To do >> Output the entries word for word. Omit images.

Source data >>

══════════════════════════════

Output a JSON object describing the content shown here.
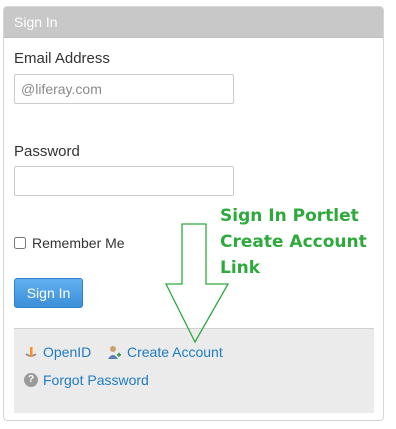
{
  "portlet": {
    "title": "Sign In",
    "email_label": "Email Address",
    "email_placeholder": "@liferay.com",
    "password_label": "Password",
    "remember_label": "Remember Me",
    "sign_in_button": "Sign In"
  },
  "navigation": {
    "openid": "OpenID",
    "create_account": "Create Account",
    "forgot_password": "Forgot Password"
  },
  "annotation": {
    "text": "Sign In Portlet\nCreate Account\nLink",
    "color": "#2eaa3c"
  },
  "colors": {
    "header_bg": "#c8c8c8",
    "button_bg": "#3b8fd8",
    "link": "#1f7bc4"
  },
  "icons": {
    "openid": "openid-icon",
    "create_account": "user-add-icon",
    "forgot_password": "question-bubble-icon"
  }
}
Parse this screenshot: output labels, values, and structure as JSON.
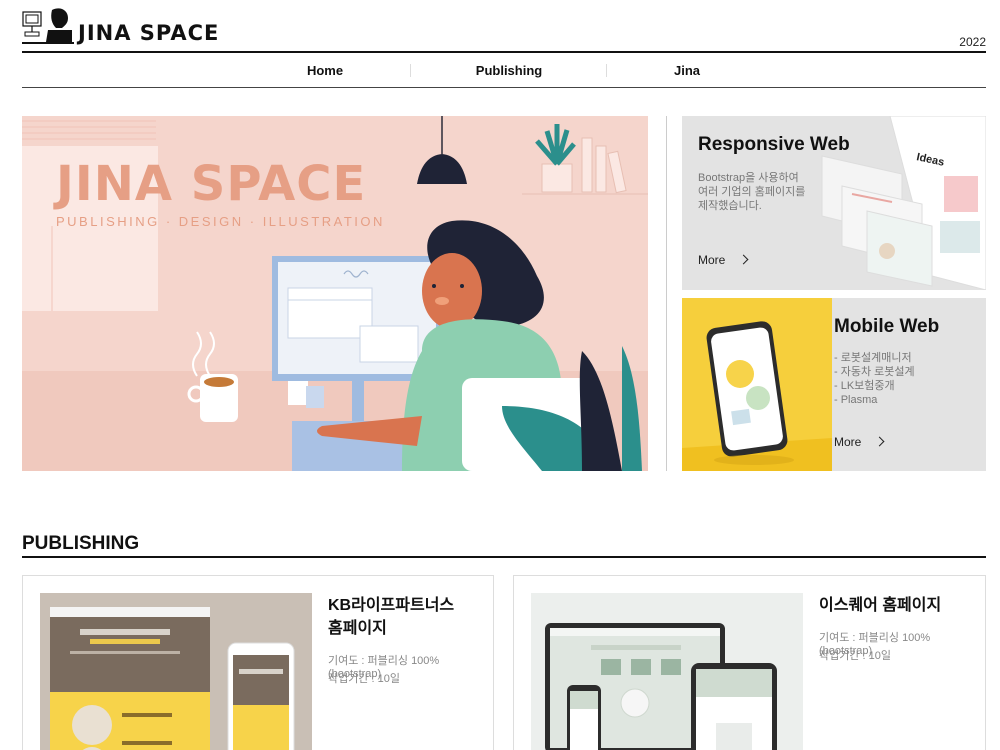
{
  "brand": {
    "name": "JINA SPACE",
    "year": "2022"
  },
  "nav": {
    "items": [
      "Home",
      "Publishing",
      "Jina"
    ]
  },
  "hero": {
    "title": "JINA SPACE",
    "subtitle": "PUBLISHING · DESIGN · ILLUSTRATION"
  },
  "cards": {
    "responsive": {
      "title": "Responsive Web",
      "desc": [
        "Bootstrap을 사용하여",
        "여러 기업의 홈페이지를",
        "제작했습니다."
      ],
      "more": "More",
      "mockup_label": "Ideas"
    },
    "mobile": {
      "title": "Mobile Web",
      "desc": [
        "- 로봇설계매니저",
        "- 자동차 로봇설계",
        "- LK보험중개",
        "- Plasma"
      ],
      "more": "More"
    }
  },
  "publishing": {
    "title": "PUBLISHING",
    "projects": [
      {
        "title_lines": [
          "KB라이프파트너스",
          "홈페이지"
        ],
        "contribution": "기여도 : 퍼블리싱 100% (bootstrap)",
        "period": "작업기간 : 10일"
      },
      {
        "title_lines": [
          "이스퀘어 홈페이지"
        ],
        "contribution": "기여도 : 퍼블리싱 100% (bootstrap)",
        "period": "작업기간 : 10일"
      }
    ]
  },
  "colors": {
    "hero_bg": "#f5d5cc",
    "hero_accent": "#e69f85",
    "mobile_yellow": "#f5c92e",
    "card_bg": "#e3e3e3"
  }
}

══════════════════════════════

Response area >>
Output a JSON object describing the content shown here.
{
  "portlet": {
    "title": "Sign In",
    "email_label": "Email Address",
    "email_placeholder": "@liferay.com",
    "password_label": "Password",
    "remember_label": "Remember Me",
    "sign_in_button": "Sign In"
  },
  "navigation": {
    "openid": "OpenID",
    "create_account": "Create Account",
    "forgot_password": "Forgot Password"
  },
  "annotation": {
    "text": "Sign In Portlet\nCreate Account\nLink",
    "color": "#2eaa3c"
  },
  "colors": {
    "header_bg": "#c8c8c8",
    "button_bg": "#3b8fd8",
    "link": "#1f7bc4"
  },
  "icons": {
    "openid": "openid-icon",
    "create_account": "user-add-icon",
    "forgot_password": "question-bubble-icon"
  }
}
Parse this screenshot: output labels, values, and structure as JSON.
{
  "brand": {
    "name": "JINA SPACE",
    "year": "2022"
  },
  "nav": {
    "items": [
      "Home",
      "Publishing",
      "Jina"
    ]
  },
  "hero": {
    "title": "JINA SPACE",
    "subtitle": "PUBLISHING · DESIGN · ILLUSTRATION"
  },
  "cards": {
    "responsive": {
      "title": "Responsive Web",
      "desc": [
        "Bootstrap을 사용하여",
        "여러 기업의 홈페이지를",
        "제작했습니다."
      ],
      "more": "More",
      "mockup_label": "Ideas"
    },
    "mobile": {
      "title": "Mobile Web",
      "desc": [
        "- 로봇설계매니저",
        "- 자동차 로봇설계",
        "- LK보험중개",
        "- Plasma"
      ],
      "more": "More"
    }
  },
  "publishing": {
    "title": "PUBLISHING",
    "projects": [
      {
        "title_lines": [
          "KB라이프파트너스",
          "홈페이지"
        ],
        "contribution": "기여도 : 퍼블리싱 100% (bootstrap)",
        "period": "작업기간 : 10일"
      },
      {
        "title_lines": [
          "이스퀘어 홈페이지"
        ],
        "contribution": "기여도 : 퍼블리싱 100% (bootstrap)",
        "period": "작업기간 : 10일"
      }
    ]
  },
  "colors": {
    "hero_bg": "#f5d5cc",
    "hero_accent": "#e69f85",
    "mobile_yellow": "#f5c92e",
    "card_bg": "#e3e3e3"
  }
}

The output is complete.